As we see, the Bible is filled with examples of God using signs to authenticate His message. For example, God gave Moses signs to prove that Moses was His chosen ones, and God used a flaming pillar on Elijah’s altar during the contest with Baal. Similarly, Jesus did many miracles to show His power over nature. One of those miracles would turn out to be His greatest sign of power over nature.
Likewise, the incarnate Christ has the power to save people who would otherwise not be saved. His desire to leave his father’s house and the country is reflected in his own flight. The Prodigal Son motif also has the same significance. While Jonah was content to live in the comfort of his home, Jesus joyfully endured torture in order to save the world from sinners.

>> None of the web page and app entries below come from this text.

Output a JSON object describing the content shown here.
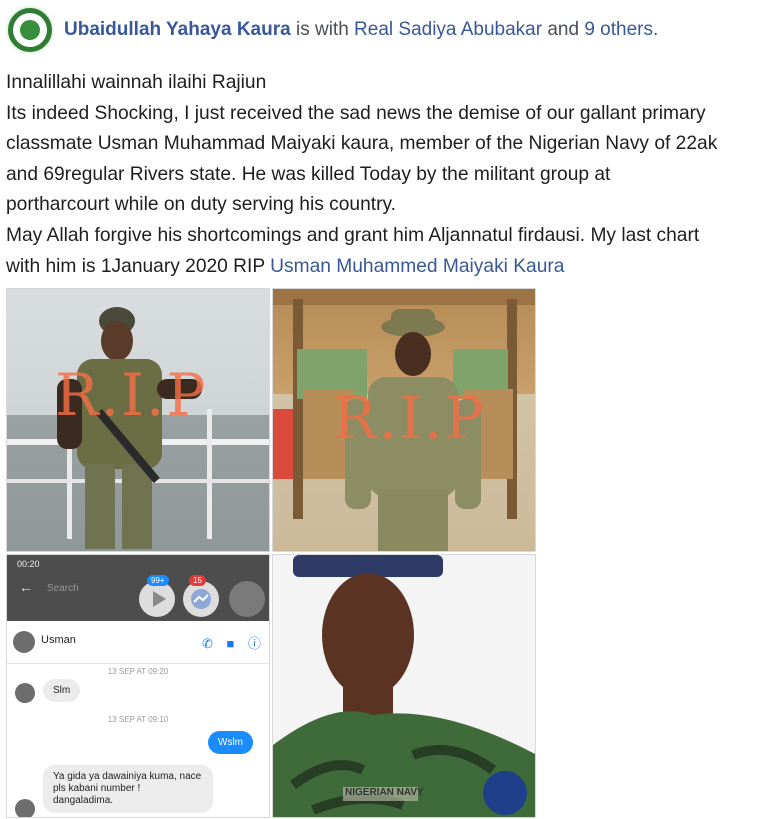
{
  "post": {
    "author": "Ubaidullah Yahaya Kaura",
    "with_text": " is with ",
    "tagged": "Real Sadiya Abubakar",
    "and_text": " and ",
    "others": "9 others",
    "period": ".",
    "lines": [
      "Innalillahi wainnah ilaihi Rajiun",
      "Its indeed Shocking, I just received the sad news the demise of our gallant primary",
      "classmate Usman Muhammad Maiyaki kaura, member of the Nigerian Navy of 22ak",
      "and 69regular Rivers state. He was killed Today by the militant group at",
      "portharcourt while on duty serving his country.",
      "May Allah forgive his shortcomings and grant him Aljannatul firdausi. My last chart"
    ],
    "last_line_text": "with him is 1January 2020 RIP ",
    "last_line_link": "Usman Muhammed Maiyaki Kaura"
  },
  "photos": {
    "rip_1": "R.I.P",
    "rip_2": "R.I.P"
  },
  "chat": {
    "status_time": "00:20",
    "search_placeholder": "Search",
    "badge_1": "99+",
    "badge_2": "15",
    "contact_name": "Usman",
    "timestamp_1": "13 SEP AT 09:20",
    "msg_in_1": "Slm",
    "timestamp_2": "13 SEP AT 09:10",
    "msg_out_1": "Wslm",
    "msg_in_2_line1": "Ya gida ya dawainiya kuma, nace",
    "msg_in_2_line2": "pls kabani number !",
    "msg_in_2_line3": "dangaladima."
  },
  "uniform": {
    "patch_text": "NIGERIAN NAVY"
  },
  "colors": {
    "link": "#385898",
    "rip": "#f46e46",
    "messenger_blue": "#1a8cff"
  }
}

Jesus’s refusal to indulge the Pharisees in their questioning of Christ’s legitimacy
The Pharisees and scribes often questioned the validity of Jesus. Jesus frequently addressed them as a generation of vipers and compared them to a place of eternal punishment. These comments show the importance of Jesus’ words, especially in light of the upcoming crucifixion. Here, we can see the implications of Jesus’ rebuke of the Pharisees.

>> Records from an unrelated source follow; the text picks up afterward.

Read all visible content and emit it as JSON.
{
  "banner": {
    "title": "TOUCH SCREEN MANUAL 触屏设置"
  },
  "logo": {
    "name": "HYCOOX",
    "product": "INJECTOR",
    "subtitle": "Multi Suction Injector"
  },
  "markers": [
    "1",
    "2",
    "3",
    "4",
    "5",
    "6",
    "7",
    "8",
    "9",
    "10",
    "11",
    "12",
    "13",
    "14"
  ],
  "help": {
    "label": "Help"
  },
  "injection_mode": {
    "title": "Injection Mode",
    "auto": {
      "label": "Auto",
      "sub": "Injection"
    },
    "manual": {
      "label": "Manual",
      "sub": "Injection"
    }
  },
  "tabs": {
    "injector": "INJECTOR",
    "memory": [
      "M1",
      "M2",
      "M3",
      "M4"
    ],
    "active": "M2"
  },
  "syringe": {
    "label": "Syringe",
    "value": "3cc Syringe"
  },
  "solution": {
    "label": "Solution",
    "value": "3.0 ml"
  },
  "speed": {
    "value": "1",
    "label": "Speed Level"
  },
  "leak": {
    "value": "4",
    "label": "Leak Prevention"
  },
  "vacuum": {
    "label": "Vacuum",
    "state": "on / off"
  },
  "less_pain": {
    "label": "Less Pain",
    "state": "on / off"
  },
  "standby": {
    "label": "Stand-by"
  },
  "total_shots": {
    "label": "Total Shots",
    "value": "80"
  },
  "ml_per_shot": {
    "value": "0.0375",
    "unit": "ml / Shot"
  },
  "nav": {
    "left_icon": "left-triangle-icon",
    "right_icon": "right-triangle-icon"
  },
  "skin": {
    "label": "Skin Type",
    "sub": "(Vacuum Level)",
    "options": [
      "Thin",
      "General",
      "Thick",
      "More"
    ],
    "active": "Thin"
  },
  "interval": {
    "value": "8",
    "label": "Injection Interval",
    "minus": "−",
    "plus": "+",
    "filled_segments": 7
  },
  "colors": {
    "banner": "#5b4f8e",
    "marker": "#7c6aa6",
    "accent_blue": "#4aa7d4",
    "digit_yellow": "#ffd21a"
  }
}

In Matthew 23, Jesus makes an explicit denunciation of the religious leaders. The Beatitudes condemn false religion and cite the Pharisees as the most extreme example. These Pharisees were the most extreme in their religious practices and the furthest from God. By refusing to indulge them, Jesus is demonstrating his sternness towards the Pharisees and his disciples.

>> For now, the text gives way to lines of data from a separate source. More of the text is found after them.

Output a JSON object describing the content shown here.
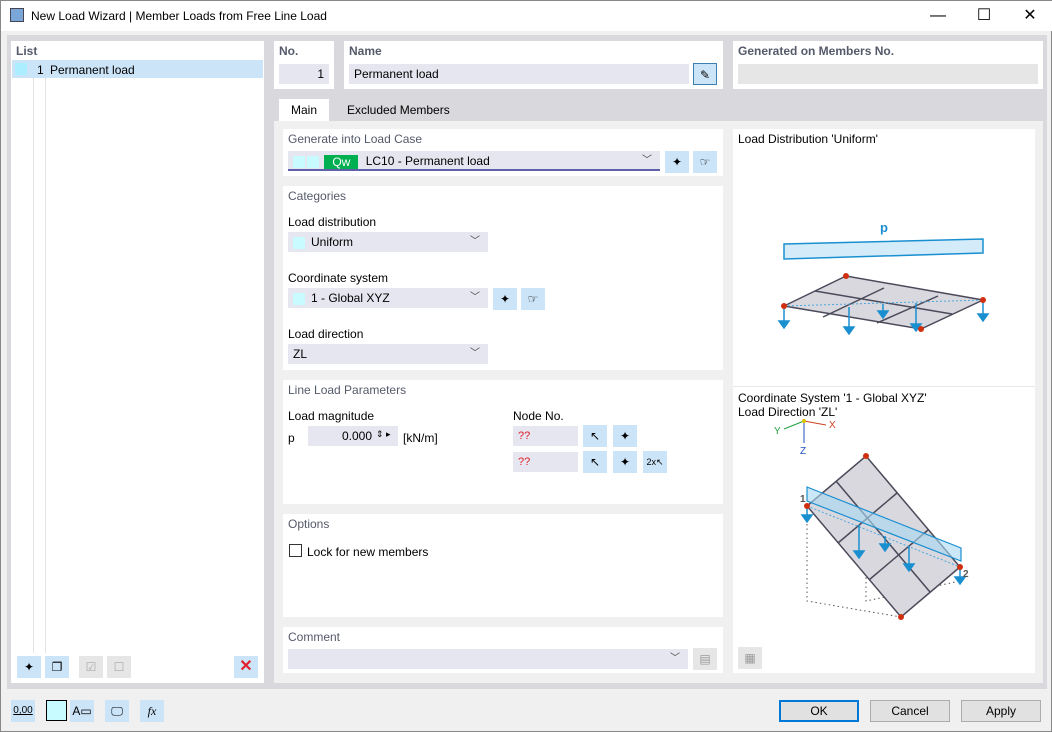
{
  "window": {
    "title": "New Load Wizard | Member Loads from Free Line Load",
    "minimize": "—",
    "maximize": "☐",
    "close": "✕"
  },
  "list": {
    "header": "List",
    "items": [
      {
        "no": "1",
        "name": "Permanent load"
      }
    ]
  },
  "no": {
    "label": "No.",
    "value": "1"
  },
  "name": {
    "label": "Name",
    "value": "Permanent load"
  },
  "generated": {
    "label": "Generated on Members No.",
    "value": ""
  },
  "tabs": [
    {
      "label": "Main"
    },
    {
      "label": "Excluded Members"
    }
  ],
  "load_case": {
    "header": "Generate into Load Case",
    "badge": "Qw",
    "value": "LC10 - Permanent load",
    "badge_color": "#00b050"
  },
  "categories": {
    "header": "Categories",
    "load_distribution_label": "Load distribution",
    "load_distribution": "Uniform",
    "coord_label": "Coordinate system",
    "coord": "1 - Global XYZ",
    "direction_label": "Load direction",
    "direction": "ZL"
  },
  "line_load": {
    "header": "Line Load Parameters",
    "magnitude_label": "Load magnitude",
    "symbol": "p",
    "value": "0.000",
    "unit": "[kN/m]",
    "node_label": "Node No.",
    "node1": "??",
    "node2": "??"
  },
  "options": {
    "header": "Options",
    "lock_label": "Lock for new members",
    "lock_checked": false
  },
  "comment": {
    "header": "Comment",
    "value": ""
  },
  "preview": {
    "title1": "Load Distribution 'Uniform'",
    "load_label": "p",
    "title2": "Coordinate System '1 - Global XYZ'",
    "title3": "Load Direction 'ZL'",
    "axis_x": "X",
    "axis_y": "Y",
    "axis_z": "Z",
    "node1": "1",
    "node2": "2"
  },
  "footer": {
    "ok": "OK",
    "cancel": "Cancel",
    "apply": "Apply",
    "units_icon_text": "0,00"
  }
}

The Pharisees’ questions are based on the fact that they buried the prophets in the tombs of religious leaders. In this regard, the Pharisees were guilty of slandering the prophets. They also plotted to kill Jesus. Therefore, their question is not entirely unrelated to the question of Jesus’ legitimacy. In fact, the religious leaders were the very ones who executed him.
The word woe means sorrow. It carries a sense of imprecation, but can also be compassionate. Jesus’ seven woes were solemn declarations of future misery for sinners who refuse to repent. The scribes and Pharisees call down God’s judgment and deserve to be pitied. This is why we should recognize and reject such false teachers.
In contrast, Jude makes no reference to his relationship with the Lord. Jude would have argued that his natural relationship with Christ was subordinate to his spiritual one. He would have shrunk from emphasizing this distinction. Because Jude was not a Christian, he would have opposed the authority and mission of Christ. Jude was the only apostle of the Apostles who refused to indulge the Pharisees in their questioning of Christ’s legitimacy.
Jude’s criticism of the Pharisees’ antinomians’ lack of reverence for God’s holiness and righteousness reflects their attitude toward Christ. These people have been corrupted by the Pharisees, and their questioning of Christ’s legitimacy was incongruous. Therefore, Jesus’ refusal to indulge the Pharisees’ questioning of Christ’s legitimacy was crucial in defining the nature of the Pharisees’ apostates.
The Pharisees’ objection to the Gospel has led to several important differences in interpretation. Acts 6:7 refers to ecclesiastical faith, while Galatians 1:23 is a strong passage in favour of the former. However, the general usage of the New Testament is consistent with the former. As a consequence, we have two possible interpretations.